• What needs to be done
Nothing in the entries may be altered; copy them in full.
◆ ◆ ◆ ◆ ◆
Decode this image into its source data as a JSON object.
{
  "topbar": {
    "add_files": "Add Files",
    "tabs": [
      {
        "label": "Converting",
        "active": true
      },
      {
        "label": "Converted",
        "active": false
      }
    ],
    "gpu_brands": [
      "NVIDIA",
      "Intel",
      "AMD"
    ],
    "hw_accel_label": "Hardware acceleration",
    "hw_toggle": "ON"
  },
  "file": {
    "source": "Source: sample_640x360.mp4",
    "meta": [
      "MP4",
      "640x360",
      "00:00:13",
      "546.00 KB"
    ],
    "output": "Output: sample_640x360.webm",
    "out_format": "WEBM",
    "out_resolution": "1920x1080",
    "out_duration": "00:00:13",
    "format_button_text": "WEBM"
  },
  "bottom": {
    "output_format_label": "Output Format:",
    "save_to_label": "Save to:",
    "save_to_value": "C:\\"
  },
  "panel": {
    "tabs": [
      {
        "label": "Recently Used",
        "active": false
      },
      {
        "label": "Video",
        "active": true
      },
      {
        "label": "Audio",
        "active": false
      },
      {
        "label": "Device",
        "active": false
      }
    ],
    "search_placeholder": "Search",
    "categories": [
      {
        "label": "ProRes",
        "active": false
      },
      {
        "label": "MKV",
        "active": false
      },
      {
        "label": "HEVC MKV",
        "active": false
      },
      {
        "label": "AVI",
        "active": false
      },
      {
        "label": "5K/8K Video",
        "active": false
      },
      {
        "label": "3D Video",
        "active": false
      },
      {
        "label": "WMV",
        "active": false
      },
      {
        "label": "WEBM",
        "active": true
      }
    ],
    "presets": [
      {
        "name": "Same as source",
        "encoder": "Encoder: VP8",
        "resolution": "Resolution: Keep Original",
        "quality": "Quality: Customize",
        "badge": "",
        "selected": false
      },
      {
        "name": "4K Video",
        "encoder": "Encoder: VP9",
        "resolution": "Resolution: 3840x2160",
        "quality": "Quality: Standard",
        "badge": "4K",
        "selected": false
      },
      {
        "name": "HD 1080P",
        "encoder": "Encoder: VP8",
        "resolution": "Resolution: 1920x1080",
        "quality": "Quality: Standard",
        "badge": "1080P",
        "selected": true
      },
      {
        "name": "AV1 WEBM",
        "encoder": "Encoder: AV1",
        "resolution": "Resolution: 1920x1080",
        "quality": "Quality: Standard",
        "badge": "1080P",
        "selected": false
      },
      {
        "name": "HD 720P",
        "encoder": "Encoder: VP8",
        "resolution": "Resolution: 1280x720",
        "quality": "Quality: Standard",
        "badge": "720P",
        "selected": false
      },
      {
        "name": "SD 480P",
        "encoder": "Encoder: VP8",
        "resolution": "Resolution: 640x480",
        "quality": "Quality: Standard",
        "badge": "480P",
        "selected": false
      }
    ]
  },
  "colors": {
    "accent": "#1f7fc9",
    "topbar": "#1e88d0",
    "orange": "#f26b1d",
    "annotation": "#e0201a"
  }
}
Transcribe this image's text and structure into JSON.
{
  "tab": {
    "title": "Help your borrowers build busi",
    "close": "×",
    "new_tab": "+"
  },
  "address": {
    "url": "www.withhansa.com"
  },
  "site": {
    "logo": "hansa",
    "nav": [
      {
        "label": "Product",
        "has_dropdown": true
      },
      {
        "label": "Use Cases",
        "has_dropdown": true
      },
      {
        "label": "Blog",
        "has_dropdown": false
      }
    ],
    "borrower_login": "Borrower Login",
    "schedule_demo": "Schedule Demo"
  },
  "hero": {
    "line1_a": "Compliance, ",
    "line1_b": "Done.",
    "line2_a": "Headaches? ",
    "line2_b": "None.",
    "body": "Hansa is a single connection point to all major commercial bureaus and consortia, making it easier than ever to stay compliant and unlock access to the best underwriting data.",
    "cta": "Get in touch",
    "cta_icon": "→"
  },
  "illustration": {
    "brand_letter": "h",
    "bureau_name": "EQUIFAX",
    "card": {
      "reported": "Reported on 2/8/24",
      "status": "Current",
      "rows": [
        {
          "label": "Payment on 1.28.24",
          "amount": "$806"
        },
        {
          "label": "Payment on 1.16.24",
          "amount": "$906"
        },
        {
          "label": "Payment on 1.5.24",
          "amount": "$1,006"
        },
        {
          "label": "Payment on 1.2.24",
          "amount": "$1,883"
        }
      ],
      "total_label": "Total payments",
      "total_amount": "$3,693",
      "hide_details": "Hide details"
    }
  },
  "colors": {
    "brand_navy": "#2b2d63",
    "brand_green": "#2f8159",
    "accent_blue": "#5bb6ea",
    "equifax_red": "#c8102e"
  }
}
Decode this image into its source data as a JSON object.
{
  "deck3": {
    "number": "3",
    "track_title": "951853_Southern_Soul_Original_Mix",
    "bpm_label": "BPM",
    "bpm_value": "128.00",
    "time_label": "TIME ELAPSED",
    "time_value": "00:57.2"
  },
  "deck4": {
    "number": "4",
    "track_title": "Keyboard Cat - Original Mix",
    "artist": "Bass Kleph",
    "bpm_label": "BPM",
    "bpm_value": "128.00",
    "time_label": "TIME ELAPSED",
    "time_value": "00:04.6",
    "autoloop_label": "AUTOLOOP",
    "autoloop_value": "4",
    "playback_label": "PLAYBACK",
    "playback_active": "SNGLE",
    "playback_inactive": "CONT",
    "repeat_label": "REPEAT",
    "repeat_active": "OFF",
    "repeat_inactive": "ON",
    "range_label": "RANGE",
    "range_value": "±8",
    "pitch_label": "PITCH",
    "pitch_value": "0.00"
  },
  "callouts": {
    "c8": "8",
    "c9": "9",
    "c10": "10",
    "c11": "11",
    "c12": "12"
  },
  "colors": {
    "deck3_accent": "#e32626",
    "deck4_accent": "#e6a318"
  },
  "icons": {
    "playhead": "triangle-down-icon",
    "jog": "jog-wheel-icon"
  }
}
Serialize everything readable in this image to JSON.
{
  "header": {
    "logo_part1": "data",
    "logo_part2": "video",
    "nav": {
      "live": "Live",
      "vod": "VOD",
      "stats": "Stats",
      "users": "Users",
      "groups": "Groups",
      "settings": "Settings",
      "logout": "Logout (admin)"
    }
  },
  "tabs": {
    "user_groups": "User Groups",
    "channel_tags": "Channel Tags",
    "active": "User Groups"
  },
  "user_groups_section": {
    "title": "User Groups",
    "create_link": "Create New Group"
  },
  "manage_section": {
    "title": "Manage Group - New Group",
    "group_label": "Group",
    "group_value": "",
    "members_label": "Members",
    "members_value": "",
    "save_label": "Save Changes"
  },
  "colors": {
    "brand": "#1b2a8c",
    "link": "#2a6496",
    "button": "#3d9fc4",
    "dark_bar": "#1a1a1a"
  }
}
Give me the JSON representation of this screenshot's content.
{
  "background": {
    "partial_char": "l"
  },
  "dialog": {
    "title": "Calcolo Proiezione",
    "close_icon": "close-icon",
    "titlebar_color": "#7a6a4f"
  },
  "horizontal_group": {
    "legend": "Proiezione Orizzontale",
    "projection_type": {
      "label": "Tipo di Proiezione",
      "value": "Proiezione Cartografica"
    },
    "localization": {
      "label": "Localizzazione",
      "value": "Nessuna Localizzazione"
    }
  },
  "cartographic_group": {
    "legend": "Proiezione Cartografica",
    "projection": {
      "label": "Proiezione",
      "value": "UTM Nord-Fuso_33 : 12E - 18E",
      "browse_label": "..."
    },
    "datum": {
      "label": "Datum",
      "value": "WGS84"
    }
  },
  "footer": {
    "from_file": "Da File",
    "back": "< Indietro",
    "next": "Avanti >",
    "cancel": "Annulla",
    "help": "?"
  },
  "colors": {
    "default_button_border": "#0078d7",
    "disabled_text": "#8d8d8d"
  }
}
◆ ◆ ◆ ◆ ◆
• Answer section
Decode this image into its source data as a JSON object.
{
  "topbar": {
    "add_files": "Add Files",
    "tabs": [
      {
        "label": "Converting",
        "active": true
      },
      {
        "label": "Converted",
        "active": false
      }
    ],
    "gpu_brands": [
      "NVIDIA",
      "Intel",
      "AMD"
    ],
    "hw_accel_label": "Hardware acceleration",
    "hw_toggle": "ON"
  },
  "file": {
    "source": "Source: sample_640x360.mp4",
    "meta": [
      "MP4",
      "640x360",
      "00:00:13",
      "546.00 KB"
    ],
    "output": "Output: sample_640x360.webm",
    "out_format": "WEBM",
    "out_resolution": "1920x1080",
    "out_duration": "00:00:13",
    "format_button_text": "WEBM"
  },
  "bottom": {
    "output_format_label": "Output Format:",
    "save_to_label": "Save to:",
    "save_to_value": "C:\\"
  },
  "panel": {
    "tabs": [
      {
        "label": "Recently Used",
        "active": false
      },
      {
        "label": "Video",
        "active": true
      },
      {
        "label": "Audio",
        "active": false
      },
      {
        "label": "Device",
        "active": false
      }
    ],
    "search_placeholder": "Search",
    "categories": [
      {
        "label": "ProRes",
        "active": false
      },
      {
        "label": "MKV",
        "active": false
      },
      {
        "label": "HEVC MKV",
        "active": false
      },
      {
        "label": "AVI",
        "active": false
      },
      {
        "label": "5K/8K Video",
        "active": false
      },
      {
        "label": "3D Video",
        "active": false
      },
      {
        "label": "WMV",
        "active": false
      },
      {
        "label": "WEBM",
        "active": true
      }
    ],
    "presets": [
      {
        "name": "Same as source",
        "encoder": "Encoder: VP8",
        "resolution": "Resolution: Keep Original",
        "quality": "Quality: Customize",
        "badge": "",
        "selected": false
      },
      {
        "name": "4K Video",
        "encoder": "Encoder: VP9",
        "resolution": "Resolution: 3840x2160",
        "quality": "Quality: Standard",
        "badge": "4K",
        "selected": false
      },
      {
        "name": "HD 1080P",
        "encoder": "Encoder: VP8",
        "resolution": "Resolution: 1920x1080",
        "quality": "Quality: Standard",
        "badge": "1080P",
        "selected": true
      },
      {
        "name": "AV1 WEBM",
        "encoder": "Encoder: AV1",
        "resolution": "Resolution: 1920x1080",
        "quality": "Quality: Standard",
        "badge": "1080P",
        "selected": false
      },
      {
        "name": "HD 720P",
        "encoder": "Encoder: VP8",
        "resolution": "Resolution: 1280x720",
        "quality": "Quality: Standard",
        "badge": "720P",
        "selected": false
      },
      {
        "name": "SD 480P",
        "encoder": "Encoder: VP8",
        "resolution": "Resolution: 640x480",
        "quality": "Quality: Standard",
        "badge": "480P",
        "selected": false
      }
    ]
  },
  "colors": {
    "accent": "#1f7fc9",
    "topbar": "#1e88d0",
    "orange": "#f26b1d",
    "annotation": "#e0201a"
  }
}
Transcribe this image's text and structure into JSON.
{
  "tab": {
    "title": "Help your borrowers build busi",
    "close": "×",
    "new_tab": "+"
  },
  "address": {
    "url": "www.withhansa.com"
  },
  "site": {
    "logo": "hansa",
    "nav": [
      {
        "label": "Product",
        "has_dropdown": true
      },
      {
        "label": "Use Cases",
        "has_dropdown": true
      },
      {
        "label": "Blog",
        "has_dropdown": false
      }
    ],
    "borrower_login": "Borrower Login",
    "schedule_demo": "Schedule Demo"
  },
  "hero": {
    "line1_a": "Compliance, ",
    "line1_b": "Done.",
    "line2_a": "Headaches? ",
    "line2_b": "None.",
    "body": "Hansa is a single connection point to all major commercial bureaus and consortia, making it easier than ever to stay compliant and unlock access to the best underwriting data.",
    "cta": "Get in touch",
    "cta_icon": "→"
  },
  "illustration": {
    "brand_letter": "h",
    "bureau_name": "EQUIFAX",
    "card": {
      "reported": "Reported on 2/8/24",
      "status": "Current",
      "rows": [
        {
          "label": "Payment on 1.28.24",
          "amount": "$806"
        },
        {
          "label": "Payment on 1.16.24",
          "amount": "$906"
        },
        {
          "label": "Payment on 1.5.24",
          "amount": "$1,006"
        },
        {
          "label": "Payment on 1.2.24",
          "amount": "$1,883"
        }
      ],
      "total_label": "Total payments",
      "total_amount": "$3,693",
      "hide_details": "Hide details"
    }
  },
  "colors": {
    "brand_navy": "#2b2d63",
    "brand_green": "#2f8159",
    "accent_blue": "#5bb6ea",
    "equifax_red": "#c8102e"
  }
}
Decode this image into its source data as a JSON object.
{
  "deck3": {
    "number": "3",
    "track_title": "951853_Southern_Soul_Original_Mix",
    "bpm_label": "BPM",
    "bpm_value": "128.00",
    "time_label": "TIME ELAPSED",
    "time_value": "00:57.2"
  },
  "deck4": {
    "number": "4",
    "track_title": "Keyboard Cat - Original Mix",
    "artist": "Bass Kleph",
    "bpm_label": "BPM",
    "bpm_value": "128.00",
    "time_label": "TIME ELAPSED",
    "time_value": "00:04.6",
    "autoloop_label": "AUTOLOOP",
    "autoloop_value": "4",
    "playback_label": "PLAYBACK",
    "playback_active": "SNGLE",
    "playback_inactive": "CONT",
    "repeat_label": "REPEAT",
    "repeat_active": "OFF",
    "repeat_inactive": "ON",
    "range_label": "RANGE",
    "range_value": "±8",
    "pitch_label": "PITCH",
    "pitch_value": "0.00"
  },
  "callouts": {
    "c8": "8",
    "c9": "9",
    "c10": "10",
    "c11": "11",
    "c12": "12"
  },
  "colors": {
    "deck3_accent": "#e32626",
    "deck4_accent": "#e6a318"
  },
  "icons": {
    "playhead": "triangle-down-icon",
    "jog": "jog-wheel-icon"
  }
}
Serialize everything readable in this image to JSON.
{
  "header": {
    "logo_part1": "data",
    "logo_part2": "video",
    "nav": {
      "live": "Live",
      "vod": "VOD",
      "stats": "Stats",
      "users": "Users",
      "groups": "Groups",
      "settings": "Settings",
      "logout": "Logout (admin)"
    }
  },
  "tabs": {
    "user_groups": "User Groups",
    "channel_tags": "Channel Tags",
    "active": "User Groups"
  },
  "user_groups_section": {
    "title": "User Groups",
    "create_link": "Create New Group"
  },
  "manage_section": {
    "title": "Manage Group - New Group",
    "group_label": "Group",
    "group_value": "",
    "members_label": "Members",
    "members_value": "",
    "save_label": "Save Changes"
  },
  "colors": {
    "brand": "#1b2a8c",
    "link": "#2a6496",
    "button": "#3d9fc4",
    "dark_bar": "#1a1a1a"
  }
}
Give me the JSON representation of this screenshot's content.
{
  "background": {
    "partial_char": "l"
  },
  "dialog": {
    "title": "Calcolo Proiezione",
    "close_icon": "close-icon",
    "titlebar_color": "#7a6a4f"
  },
  "horizontal_group": {
    "legend": "Proiezione Orizzontale",
    "projection_type": {
      "label": "Tipo di Proiezione",
      "value": "Proiezione Cartografica"
    },
    "localization": {
      "label": "Localizzazione",
      "value": "Nessuna Localizzazione"
    }
  },
  "cartographic_group": {
    "legend": "Proiezione Cartografica",
    "projection": {
      "label": "Proiezione",
      "value": "UTM Nord-Fuso_33 : 12E - 18E",
      "browse_label": "..."
    },
    "datum": {
      "label": "Datum",
      "value": "WGS84"
    }
  },
  "footer": {
    "from_file": "Da File",
    "back": "< Indietro",
    "next": "Avanti >",
    "cancel": "Annulla",
    "help": "?"
  },
  "colors": {
    "default_button_border": "#0078d7",
    "disabled_text": "#8d8d8d"
  }
}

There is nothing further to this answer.